Five Simple Ways to Keep Your Horse Hydrated

Posted on: July 10th, 2017 by Liddleworks Indie Media No Comments

Ensuring your horse has clean water to drink goes beyond quenching their thirst, it’s a way to keep them healthy on a long-term basis. H20 contains vital nutrients that aid in your horse’s digestion, moderates their temperature, and lubricates their joints for optimal performance.

Here are a five simple ways to keep your horse hydrated and happy.

Location, Location, Location!

Providing your horse with unobstructed access to clean water includes ensuring your horse isn’t competing with its neighbours for a fresh drink. Several trough stations strategically placed at various locations in the barn and turn-out pastures will encourage your horse to sip more frequently.

Not All Water Is Created Equal

Your horse knows the difference between what they drink at home, and when they’re away. Think of it this way: we all gravitate towards a certain “brand” of bottled water when we don’t have access to our usual source at home. Usually, this is due to the taste that comes from the level of minerals in the water. If you’re stabling your horse elsewhere for a period of time or away at a competition, bring along a supply of H20 from home so your horse continues to get their fill as they may shy away from “strange” water.

The Power of Salt to Hydrate a Horse
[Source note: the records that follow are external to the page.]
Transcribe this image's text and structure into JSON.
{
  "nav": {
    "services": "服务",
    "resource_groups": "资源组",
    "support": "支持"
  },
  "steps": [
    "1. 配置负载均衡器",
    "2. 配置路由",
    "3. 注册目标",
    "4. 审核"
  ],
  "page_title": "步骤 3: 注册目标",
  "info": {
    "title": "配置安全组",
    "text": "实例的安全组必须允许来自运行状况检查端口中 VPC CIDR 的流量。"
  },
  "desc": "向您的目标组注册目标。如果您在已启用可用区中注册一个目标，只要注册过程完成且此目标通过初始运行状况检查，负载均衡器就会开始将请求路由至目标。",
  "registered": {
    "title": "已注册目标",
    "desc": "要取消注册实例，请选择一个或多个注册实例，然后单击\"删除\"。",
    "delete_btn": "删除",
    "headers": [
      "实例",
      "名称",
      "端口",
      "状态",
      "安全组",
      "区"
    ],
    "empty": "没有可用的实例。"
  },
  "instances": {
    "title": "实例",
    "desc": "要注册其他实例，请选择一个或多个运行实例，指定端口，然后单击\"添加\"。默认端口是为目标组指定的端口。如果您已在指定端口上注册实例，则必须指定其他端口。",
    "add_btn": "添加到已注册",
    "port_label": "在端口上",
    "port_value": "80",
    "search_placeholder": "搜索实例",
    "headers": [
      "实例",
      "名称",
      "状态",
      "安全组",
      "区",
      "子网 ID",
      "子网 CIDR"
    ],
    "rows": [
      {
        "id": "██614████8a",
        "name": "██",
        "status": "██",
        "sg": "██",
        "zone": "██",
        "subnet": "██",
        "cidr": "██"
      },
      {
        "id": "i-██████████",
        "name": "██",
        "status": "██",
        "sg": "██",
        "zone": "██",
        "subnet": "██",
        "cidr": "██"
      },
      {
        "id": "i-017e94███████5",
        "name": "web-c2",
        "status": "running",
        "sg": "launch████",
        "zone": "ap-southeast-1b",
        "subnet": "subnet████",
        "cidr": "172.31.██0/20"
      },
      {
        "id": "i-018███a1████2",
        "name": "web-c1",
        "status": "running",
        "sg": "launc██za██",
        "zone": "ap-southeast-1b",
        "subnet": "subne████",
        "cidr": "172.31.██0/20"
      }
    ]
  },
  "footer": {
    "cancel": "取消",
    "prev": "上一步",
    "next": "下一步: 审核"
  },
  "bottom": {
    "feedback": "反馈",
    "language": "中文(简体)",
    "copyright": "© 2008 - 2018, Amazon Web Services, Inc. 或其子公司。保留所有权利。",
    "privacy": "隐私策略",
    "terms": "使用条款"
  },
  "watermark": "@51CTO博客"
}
We’re not suggesting you dose your horse’s food with extra salt as that can actually increase fluid loss as a diuretic. However, if your horse isn’t consuming enough liquids, a little added salt in the diet can stimulate thirst. A salt lick or a little table salt in your horse’s feed might be all it takes.
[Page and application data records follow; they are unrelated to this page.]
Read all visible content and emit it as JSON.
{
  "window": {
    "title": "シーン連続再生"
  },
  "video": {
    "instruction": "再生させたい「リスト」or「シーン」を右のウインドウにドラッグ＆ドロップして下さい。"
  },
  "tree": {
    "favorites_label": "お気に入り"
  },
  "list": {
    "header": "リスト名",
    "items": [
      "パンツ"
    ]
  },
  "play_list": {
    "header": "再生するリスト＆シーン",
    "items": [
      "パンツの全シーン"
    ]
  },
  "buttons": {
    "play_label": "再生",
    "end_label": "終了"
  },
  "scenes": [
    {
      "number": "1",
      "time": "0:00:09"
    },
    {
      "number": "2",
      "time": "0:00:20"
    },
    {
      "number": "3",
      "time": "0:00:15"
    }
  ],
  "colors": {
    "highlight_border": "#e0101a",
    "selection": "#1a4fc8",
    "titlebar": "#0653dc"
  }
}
Keep an eye on your horse’s electrolyte levels as well which are lost through sweating in the summer, or alternatively the urine if they’re drinking too much. These can be easily incorporated into feed or mixed with water.
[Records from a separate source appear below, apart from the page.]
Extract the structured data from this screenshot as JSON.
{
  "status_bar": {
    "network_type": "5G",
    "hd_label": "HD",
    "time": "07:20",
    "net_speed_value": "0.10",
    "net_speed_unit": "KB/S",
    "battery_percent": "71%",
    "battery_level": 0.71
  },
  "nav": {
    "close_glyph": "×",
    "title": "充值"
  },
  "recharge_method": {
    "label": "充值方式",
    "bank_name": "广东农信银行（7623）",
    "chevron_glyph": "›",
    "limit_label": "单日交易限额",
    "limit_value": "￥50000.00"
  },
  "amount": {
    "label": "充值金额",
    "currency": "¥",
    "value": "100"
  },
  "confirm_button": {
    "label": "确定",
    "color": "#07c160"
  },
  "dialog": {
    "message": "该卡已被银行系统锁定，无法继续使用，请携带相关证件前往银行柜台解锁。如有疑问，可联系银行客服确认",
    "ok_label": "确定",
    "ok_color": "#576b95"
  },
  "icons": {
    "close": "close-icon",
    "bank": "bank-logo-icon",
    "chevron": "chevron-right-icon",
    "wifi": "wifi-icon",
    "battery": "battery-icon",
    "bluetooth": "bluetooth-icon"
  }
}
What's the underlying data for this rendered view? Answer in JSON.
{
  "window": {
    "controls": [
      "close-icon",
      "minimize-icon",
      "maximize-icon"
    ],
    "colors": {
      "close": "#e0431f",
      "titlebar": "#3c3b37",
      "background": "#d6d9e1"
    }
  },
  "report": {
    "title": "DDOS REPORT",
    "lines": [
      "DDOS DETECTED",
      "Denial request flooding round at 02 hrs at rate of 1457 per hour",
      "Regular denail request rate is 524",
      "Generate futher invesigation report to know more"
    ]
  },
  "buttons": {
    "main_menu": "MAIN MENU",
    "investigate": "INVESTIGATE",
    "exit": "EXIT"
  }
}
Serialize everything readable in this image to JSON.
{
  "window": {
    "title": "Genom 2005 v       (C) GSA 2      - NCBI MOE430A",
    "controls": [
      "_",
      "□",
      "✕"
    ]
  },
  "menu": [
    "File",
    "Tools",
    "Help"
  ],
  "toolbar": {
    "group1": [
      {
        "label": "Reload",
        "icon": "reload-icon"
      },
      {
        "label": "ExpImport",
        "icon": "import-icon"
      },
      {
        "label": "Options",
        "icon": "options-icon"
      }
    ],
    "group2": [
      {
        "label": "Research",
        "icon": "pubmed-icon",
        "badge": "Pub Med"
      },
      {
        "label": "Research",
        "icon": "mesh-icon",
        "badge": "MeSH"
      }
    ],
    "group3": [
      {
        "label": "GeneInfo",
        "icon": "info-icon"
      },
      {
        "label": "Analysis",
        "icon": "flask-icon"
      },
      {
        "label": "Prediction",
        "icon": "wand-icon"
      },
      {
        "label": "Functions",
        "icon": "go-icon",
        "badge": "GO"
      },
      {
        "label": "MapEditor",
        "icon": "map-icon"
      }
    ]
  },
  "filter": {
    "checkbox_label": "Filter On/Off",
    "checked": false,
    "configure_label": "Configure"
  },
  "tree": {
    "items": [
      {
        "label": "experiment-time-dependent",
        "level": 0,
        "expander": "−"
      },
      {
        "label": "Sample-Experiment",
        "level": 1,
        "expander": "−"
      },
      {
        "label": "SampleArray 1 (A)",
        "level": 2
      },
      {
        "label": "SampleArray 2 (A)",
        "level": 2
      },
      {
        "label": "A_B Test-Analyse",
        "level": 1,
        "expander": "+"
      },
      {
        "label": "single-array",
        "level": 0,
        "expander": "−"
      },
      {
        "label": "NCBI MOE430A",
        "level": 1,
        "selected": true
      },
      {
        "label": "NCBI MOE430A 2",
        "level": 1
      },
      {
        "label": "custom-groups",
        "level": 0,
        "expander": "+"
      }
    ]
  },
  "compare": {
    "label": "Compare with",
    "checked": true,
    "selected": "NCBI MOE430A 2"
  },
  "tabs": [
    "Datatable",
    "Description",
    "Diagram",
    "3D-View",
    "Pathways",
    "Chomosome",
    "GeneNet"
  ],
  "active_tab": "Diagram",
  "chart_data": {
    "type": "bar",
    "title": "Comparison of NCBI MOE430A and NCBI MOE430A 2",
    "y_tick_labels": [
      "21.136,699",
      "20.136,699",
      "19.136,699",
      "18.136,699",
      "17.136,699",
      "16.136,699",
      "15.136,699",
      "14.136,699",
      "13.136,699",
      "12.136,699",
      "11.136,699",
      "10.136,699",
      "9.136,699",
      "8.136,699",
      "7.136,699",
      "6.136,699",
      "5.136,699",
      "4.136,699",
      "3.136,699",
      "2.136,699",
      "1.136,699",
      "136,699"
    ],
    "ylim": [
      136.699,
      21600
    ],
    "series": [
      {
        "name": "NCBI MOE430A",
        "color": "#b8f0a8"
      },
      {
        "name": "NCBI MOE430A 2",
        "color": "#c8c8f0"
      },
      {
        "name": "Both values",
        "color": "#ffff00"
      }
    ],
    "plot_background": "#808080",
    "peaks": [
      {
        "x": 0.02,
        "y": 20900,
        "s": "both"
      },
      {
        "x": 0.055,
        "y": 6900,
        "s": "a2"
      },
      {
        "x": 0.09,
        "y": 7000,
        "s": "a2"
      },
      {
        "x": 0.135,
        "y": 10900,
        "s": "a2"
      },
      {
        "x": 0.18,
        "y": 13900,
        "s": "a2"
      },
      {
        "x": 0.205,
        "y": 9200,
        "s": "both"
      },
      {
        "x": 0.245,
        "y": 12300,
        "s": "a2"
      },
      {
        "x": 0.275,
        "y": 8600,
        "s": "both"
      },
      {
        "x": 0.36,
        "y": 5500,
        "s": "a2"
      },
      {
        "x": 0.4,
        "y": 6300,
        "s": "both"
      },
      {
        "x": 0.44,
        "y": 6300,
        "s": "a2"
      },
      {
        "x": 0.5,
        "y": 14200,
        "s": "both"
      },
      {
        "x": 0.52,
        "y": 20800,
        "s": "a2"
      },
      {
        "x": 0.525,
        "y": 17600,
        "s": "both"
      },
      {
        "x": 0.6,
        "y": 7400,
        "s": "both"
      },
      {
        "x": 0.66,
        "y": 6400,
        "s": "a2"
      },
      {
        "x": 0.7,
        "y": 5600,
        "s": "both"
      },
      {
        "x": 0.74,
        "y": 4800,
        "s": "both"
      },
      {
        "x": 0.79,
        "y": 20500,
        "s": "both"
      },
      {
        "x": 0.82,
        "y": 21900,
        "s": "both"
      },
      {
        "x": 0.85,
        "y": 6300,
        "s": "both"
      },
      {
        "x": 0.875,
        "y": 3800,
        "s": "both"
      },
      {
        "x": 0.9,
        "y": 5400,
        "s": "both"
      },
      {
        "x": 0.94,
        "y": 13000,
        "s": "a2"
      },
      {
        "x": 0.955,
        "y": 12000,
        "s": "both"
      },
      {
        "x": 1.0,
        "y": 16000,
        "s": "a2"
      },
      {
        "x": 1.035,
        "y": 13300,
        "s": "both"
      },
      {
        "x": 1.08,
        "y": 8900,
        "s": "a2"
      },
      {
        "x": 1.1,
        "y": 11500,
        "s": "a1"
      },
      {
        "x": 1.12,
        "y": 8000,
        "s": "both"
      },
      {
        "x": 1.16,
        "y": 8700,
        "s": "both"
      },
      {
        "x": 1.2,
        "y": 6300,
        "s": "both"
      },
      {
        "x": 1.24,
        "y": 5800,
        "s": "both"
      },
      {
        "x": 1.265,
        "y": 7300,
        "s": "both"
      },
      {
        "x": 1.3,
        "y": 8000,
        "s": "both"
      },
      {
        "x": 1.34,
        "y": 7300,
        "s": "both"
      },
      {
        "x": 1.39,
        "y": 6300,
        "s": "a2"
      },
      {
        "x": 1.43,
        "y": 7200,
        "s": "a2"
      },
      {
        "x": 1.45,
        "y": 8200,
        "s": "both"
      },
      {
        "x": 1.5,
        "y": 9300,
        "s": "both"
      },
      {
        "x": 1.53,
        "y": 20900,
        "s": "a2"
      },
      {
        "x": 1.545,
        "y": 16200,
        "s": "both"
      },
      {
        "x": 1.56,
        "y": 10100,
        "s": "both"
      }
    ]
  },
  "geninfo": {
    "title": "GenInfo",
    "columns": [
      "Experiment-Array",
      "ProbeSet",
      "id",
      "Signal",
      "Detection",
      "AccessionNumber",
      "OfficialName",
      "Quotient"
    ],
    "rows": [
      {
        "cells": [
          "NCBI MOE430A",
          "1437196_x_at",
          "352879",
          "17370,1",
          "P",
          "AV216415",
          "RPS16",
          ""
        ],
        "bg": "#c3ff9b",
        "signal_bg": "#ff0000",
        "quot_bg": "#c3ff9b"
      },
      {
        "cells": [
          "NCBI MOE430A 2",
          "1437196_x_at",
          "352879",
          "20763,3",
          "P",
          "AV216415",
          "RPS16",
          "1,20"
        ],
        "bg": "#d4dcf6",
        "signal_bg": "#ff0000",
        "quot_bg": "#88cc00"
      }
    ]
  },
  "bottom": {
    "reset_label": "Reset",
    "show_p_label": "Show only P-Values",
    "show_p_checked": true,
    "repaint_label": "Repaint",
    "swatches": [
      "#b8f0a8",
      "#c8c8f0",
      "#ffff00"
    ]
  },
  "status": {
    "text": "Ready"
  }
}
Encourage Hydration Through Hay

By soaking your horse’s hay in water, you’ll increase his fluid intake naturally. Dry hay can absorb water from the gut, and thereby out of the circulatory system where it’s needed. This is especially important for stabled horses who don’t have regular access to moist grass.

Cool Down Time

Just like walking after an intense workout for humans, cooling down your horse after exercise is important. Sponge him down with cool water to return his temperature to normal at a faster rate, and you’ll reduce the amount of water your horse loses through sweating. Then, rehydrate!

Share you summer hydration tips with us on our Facebook page!

How to Deal With Your Horse’s Poor Eating Habits

Posted on: June 30th, 2017 by Liddleworks Indie Media No Comments

A horse’s poor eating habits may not have immediate life-threatening effects, but it can affect their long-term health and equal many vet bills. Good eating habits with balanced nutrition will mean a happier horse thanks to good health. It may take a while to figure out the right measures to keep your horse happy but we’ve found the following ways to deal with your horse’s poor eating habits!

The #1 Ingredient to Ban from Your Horse’s Diet: SUGAR

The negative effects of too much sugar in a horse’s diet are many and vast. Sugar can be toxic to a horse’s brain. Over time, as with humans, if you’re not feeling well, you don’t behave well, and that can lead to poor eating habits. Molasses are a byproduct of sugar, and the high levels of sulfur in them can wreak havoc on a horse’s digestive system as well. But your horse loves sweets? Try this:

Add Organic Apple Cider Vinegar to Your Horse’s Diet For Better Eating Habits

Horse’s actually love the taste of Organic Apple Cider Vinegar! Mostly because it tastes like, well, apples! Not only healthier for their digestion, it encourages eating feed because of the added “treat” flavour; and it’s low on (processed) sugar.

Organic Apple Cider Vinegar also makes a great topical spray for rashes, scrapes, and open wounds to stimulate blood flow to the area and kill bacterial infections. Suffering from Gerd or reflux yourself? One tablespoon will usually rid you of the problem in an all-natural way. Every stable should keep a gallon of this healthy sidekick on hand in the tack room at all times.

Have you found a natural way to deal with your horse’s poor eating habits? Help us to encourage other horses out of an eating funk,  share your favourite horse nutrition tips with us on Facebook